Throughout the school year, third grade students have been studying the life cycle of the Makah Ozette Potato. The life cycle of this particular potato was chosen because of ties to their Northwest Native social studies curriculum, and is being linked to NGSS Life Science curriculum connected to the focusing on the flowering of plants. This potato seed brought by Spanish Conquistadors to the Makah Nation hundreds of years ago is now a Northwest food tradition. In the fall, 3rd graders harvest Ozette potatoes planted by the previous year’s 3rd graders in school gardens and instructional farm plots. Potatoes are stored for late fall culinary & tasting lessons in school classrooms and kitchens. Winter learning activities include classroom visits by Master Farmer/Instructor Betsey Wittick of Laughing Crow Farms. In Spring, students observe master farmer Betsey Wittick planting potatoes on Laughing Crow Farm, then plant their own seeds at our instructional farm plots and school gardens. This pathway is also modeling place based education and enriching social and emotional learning across learning landscapes of working farm, instructional farm, school garden, school kitchen, and classroom.
Advanced Foods, High School
Career and Technical Education (CTE) and Family and Consumer Science Education (FACSE), has long been home to food studies course work in secondary education. Through the BISD Edible Education Initiative, Educulture has worked with teachers to design and facilitate a series of field classes to enrich and enliven Foods and Advanced Foods courses. Field classes include visiting Town & Country Market to practice meal planning, Following the Egg at Heyday Farm with Chef Tad Mitsui, learning about the anatomy of Hitchcock restaurant with Chef Brendan McGill (see above photo), and visiting to the Edible City exhibit at MOHAI.
Global Citizenship, High School
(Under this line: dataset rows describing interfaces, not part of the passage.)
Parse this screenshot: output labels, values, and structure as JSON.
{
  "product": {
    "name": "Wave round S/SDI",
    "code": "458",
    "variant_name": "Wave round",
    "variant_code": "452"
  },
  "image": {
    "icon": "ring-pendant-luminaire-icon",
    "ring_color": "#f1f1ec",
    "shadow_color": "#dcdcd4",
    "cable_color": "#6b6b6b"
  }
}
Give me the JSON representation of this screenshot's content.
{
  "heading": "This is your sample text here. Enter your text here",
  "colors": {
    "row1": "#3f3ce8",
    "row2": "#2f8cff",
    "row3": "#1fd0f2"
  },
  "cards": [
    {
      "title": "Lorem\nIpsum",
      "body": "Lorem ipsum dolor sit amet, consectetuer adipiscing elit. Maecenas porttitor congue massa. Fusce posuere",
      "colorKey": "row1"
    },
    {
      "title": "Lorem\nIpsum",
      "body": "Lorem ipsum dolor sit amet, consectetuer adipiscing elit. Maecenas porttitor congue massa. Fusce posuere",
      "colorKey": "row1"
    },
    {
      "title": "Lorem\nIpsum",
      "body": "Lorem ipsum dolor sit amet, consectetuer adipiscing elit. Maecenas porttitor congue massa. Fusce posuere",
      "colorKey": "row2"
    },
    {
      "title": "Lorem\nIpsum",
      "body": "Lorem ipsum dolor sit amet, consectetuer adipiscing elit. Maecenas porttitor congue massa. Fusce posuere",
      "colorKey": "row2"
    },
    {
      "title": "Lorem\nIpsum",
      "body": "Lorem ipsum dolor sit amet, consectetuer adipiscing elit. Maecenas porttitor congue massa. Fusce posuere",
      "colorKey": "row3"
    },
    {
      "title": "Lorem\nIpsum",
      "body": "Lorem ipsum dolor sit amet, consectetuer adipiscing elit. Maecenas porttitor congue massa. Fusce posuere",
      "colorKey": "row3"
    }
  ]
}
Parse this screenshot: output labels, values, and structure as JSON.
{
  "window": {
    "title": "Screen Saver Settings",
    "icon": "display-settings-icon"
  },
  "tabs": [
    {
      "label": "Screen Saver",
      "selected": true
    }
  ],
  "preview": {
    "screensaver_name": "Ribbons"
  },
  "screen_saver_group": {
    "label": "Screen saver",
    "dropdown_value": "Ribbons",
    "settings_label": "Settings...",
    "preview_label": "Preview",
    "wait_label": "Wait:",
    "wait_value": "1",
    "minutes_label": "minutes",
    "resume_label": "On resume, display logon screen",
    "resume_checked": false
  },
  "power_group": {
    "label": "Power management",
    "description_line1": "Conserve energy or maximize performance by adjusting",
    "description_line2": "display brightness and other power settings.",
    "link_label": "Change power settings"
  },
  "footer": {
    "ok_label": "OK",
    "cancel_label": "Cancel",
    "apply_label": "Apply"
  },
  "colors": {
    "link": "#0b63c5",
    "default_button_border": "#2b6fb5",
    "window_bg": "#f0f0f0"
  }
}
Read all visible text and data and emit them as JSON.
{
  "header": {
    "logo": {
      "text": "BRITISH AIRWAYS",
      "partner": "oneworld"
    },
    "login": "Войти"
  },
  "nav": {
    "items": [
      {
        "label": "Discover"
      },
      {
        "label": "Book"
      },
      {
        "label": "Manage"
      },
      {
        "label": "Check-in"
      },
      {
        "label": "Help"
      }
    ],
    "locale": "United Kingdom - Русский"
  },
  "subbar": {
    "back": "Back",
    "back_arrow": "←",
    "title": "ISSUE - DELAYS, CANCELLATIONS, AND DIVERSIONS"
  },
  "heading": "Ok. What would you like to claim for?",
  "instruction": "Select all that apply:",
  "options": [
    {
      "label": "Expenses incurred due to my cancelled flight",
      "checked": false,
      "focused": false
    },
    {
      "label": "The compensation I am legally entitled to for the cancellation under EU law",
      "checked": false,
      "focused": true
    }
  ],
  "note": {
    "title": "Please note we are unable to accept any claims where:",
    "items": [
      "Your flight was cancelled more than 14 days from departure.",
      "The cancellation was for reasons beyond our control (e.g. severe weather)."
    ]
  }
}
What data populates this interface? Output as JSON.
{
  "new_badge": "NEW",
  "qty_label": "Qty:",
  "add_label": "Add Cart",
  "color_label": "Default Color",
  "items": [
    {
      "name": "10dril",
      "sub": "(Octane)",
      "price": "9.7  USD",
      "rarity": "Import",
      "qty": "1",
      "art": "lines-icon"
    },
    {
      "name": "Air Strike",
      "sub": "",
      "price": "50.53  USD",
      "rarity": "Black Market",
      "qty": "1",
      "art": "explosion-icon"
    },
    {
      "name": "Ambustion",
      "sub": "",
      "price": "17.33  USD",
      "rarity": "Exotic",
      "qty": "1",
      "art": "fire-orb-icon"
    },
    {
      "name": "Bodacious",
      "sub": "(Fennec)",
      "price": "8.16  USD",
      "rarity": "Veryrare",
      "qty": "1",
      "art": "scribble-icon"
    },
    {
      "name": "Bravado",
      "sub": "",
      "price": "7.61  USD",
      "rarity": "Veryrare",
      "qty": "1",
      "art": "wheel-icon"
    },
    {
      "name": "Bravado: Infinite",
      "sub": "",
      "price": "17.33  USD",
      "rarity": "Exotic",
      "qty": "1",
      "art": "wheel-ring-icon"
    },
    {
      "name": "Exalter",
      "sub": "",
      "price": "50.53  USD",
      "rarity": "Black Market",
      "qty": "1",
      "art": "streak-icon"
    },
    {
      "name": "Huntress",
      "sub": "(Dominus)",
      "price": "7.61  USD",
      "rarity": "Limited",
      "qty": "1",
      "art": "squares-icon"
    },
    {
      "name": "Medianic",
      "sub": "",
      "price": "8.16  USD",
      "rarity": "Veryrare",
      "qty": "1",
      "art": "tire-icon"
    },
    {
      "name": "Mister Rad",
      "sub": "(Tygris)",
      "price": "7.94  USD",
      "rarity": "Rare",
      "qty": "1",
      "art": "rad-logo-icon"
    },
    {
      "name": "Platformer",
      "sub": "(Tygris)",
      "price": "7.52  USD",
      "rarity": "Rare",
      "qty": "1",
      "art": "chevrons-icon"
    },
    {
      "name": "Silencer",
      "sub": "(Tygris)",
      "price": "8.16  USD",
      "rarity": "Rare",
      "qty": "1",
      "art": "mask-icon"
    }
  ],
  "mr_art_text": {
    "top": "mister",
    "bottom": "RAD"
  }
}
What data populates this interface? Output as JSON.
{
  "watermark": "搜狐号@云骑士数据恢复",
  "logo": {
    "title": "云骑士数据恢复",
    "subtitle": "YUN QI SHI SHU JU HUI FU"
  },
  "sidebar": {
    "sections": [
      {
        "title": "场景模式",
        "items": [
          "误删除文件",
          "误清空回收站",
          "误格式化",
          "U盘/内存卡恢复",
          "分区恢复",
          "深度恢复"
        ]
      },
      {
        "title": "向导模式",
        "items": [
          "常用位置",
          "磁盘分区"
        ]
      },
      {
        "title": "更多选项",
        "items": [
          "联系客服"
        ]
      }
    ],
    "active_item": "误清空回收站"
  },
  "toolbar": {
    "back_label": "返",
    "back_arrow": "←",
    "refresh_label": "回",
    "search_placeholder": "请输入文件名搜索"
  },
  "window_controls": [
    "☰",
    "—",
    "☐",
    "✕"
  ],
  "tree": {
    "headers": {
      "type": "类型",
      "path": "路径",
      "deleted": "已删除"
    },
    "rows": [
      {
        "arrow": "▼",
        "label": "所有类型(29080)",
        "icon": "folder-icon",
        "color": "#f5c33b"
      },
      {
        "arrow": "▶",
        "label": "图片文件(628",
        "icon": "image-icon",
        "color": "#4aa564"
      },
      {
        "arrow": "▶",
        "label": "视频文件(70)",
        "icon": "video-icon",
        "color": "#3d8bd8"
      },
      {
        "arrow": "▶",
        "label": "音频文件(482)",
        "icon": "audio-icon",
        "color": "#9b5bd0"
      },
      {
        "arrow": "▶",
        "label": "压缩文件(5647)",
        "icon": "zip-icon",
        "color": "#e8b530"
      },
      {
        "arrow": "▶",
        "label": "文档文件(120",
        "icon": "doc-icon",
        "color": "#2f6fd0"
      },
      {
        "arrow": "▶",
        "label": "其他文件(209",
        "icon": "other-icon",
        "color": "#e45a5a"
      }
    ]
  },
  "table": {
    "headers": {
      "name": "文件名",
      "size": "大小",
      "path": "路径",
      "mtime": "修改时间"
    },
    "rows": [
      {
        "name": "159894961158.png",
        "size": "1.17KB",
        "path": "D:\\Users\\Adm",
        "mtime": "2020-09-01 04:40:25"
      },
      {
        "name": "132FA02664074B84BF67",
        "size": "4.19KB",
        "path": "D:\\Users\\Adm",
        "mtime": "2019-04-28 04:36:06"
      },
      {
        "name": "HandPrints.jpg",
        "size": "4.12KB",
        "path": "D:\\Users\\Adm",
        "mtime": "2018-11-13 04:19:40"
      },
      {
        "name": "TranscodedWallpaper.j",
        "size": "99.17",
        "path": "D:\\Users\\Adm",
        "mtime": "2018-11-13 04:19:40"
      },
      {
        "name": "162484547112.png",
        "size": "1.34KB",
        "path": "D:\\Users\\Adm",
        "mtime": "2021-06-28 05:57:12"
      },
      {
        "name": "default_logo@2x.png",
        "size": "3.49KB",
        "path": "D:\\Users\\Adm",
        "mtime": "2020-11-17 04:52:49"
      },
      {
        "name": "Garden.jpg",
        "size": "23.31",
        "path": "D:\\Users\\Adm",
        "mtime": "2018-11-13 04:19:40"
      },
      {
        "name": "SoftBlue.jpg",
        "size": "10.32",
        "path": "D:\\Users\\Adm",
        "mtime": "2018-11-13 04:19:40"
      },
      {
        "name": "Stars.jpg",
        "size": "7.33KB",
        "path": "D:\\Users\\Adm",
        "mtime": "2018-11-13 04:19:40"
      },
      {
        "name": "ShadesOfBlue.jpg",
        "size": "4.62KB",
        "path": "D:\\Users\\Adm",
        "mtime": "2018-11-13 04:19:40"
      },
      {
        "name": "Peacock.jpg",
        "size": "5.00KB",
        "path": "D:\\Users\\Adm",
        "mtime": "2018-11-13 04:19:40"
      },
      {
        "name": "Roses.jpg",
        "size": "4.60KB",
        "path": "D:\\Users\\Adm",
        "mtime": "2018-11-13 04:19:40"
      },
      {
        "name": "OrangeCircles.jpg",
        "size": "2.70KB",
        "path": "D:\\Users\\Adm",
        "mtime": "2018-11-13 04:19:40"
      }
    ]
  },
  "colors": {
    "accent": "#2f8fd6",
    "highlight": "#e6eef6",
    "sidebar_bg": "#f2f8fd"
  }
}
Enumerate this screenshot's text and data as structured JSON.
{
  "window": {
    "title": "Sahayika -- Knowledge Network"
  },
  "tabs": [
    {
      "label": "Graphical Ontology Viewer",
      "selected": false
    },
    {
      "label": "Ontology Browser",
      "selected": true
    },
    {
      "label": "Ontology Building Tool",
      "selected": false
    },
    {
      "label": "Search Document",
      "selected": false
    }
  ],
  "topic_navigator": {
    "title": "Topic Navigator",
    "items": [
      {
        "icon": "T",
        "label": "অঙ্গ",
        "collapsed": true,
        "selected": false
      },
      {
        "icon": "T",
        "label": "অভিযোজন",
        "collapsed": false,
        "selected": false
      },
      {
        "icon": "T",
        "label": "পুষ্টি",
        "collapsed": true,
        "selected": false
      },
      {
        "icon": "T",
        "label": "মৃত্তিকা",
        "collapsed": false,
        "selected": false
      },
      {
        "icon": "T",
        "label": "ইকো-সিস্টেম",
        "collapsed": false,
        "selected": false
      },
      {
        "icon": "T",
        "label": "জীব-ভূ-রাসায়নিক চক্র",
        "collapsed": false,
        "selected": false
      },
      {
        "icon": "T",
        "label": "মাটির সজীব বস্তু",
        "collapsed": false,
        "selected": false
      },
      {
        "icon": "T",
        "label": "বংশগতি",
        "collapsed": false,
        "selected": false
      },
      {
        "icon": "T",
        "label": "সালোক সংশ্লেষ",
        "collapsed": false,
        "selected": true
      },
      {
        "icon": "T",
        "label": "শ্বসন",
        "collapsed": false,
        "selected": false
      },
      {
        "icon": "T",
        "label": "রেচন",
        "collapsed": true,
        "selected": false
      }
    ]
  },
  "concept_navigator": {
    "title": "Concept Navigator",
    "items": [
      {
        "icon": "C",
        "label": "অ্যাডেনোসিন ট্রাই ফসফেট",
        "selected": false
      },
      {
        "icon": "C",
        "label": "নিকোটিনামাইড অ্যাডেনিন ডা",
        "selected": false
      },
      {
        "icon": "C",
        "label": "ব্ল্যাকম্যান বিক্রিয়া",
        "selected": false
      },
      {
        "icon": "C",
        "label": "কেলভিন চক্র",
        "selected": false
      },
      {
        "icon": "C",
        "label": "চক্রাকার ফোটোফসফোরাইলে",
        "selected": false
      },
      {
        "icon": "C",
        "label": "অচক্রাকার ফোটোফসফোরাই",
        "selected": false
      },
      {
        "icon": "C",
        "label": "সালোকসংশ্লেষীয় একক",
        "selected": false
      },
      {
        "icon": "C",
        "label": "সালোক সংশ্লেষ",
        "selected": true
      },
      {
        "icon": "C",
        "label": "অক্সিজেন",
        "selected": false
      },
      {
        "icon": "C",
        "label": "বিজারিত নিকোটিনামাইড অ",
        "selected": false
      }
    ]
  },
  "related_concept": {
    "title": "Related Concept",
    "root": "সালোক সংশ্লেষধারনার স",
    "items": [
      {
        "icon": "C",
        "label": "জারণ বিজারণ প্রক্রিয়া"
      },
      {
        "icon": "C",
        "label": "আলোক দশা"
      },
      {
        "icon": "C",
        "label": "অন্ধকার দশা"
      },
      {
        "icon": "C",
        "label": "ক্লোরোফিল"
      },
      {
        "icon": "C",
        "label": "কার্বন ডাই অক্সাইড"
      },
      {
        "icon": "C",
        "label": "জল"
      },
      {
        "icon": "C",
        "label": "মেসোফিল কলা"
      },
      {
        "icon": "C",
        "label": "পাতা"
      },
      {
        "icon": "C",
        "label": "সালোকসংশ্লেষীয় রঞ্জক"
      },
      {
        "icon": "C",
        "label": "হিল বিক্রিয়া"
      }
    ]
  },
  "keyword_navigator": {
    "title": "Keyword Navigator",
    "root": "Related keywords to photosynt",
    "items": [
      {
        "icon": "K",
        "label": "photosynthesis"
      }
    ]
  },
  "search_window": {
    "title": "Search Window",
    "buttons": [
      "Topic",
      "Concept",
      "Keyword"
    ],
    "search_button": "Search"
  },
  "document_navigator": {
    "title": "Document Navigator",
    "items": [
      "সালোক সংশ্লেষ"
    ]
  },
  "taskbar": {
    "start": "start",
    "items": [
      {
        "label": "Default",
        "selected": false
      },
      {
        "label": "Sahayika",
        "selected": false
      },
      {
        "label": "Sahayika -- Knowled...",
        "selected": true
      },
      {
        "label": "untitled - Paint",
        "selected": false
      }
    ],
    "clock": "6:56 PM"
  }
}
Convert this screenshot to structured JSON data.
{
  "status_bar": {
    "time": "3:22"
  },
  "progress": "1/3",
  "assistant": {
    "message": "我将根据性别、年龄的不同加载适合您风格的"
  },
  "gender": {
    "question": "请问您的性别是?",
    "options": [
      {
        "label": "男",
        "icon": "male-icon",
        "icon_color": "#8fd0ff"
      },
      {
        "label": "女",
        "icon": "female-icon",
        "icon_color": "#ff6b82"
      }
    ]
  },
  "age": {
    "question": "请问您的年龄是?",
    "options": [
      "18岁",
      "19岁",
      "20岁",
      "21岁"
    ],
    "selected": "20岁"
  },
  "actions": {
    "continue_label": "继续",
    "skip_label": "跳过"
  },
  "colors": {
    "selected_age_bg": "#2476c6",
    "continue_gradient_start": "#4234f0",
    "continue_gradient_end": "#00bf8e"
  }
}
Bainbridge High School’s Global Citizenship course is a required senior elective with a third of the semester’s curriculum focusing on issues of farming and food. EduCulture has been enriched and enhancing the Global Citizenship curriculum with field classes that examine anatomy of local food production at Middlefield Farm (owned by Town & Country Markets, and managed by Farmer Partner, Brian MacWhoter), exploring the anatomy of the grocery store at Town & Country Market (see above photo), and through classroom dialogues with these local farmers and grocers. The edible education initiative has helped to bridge classroom and community towards a more lived curriculum that localizes their global studies in farming and food, and helps prepare BHS seniors to navigate their food communities as college students.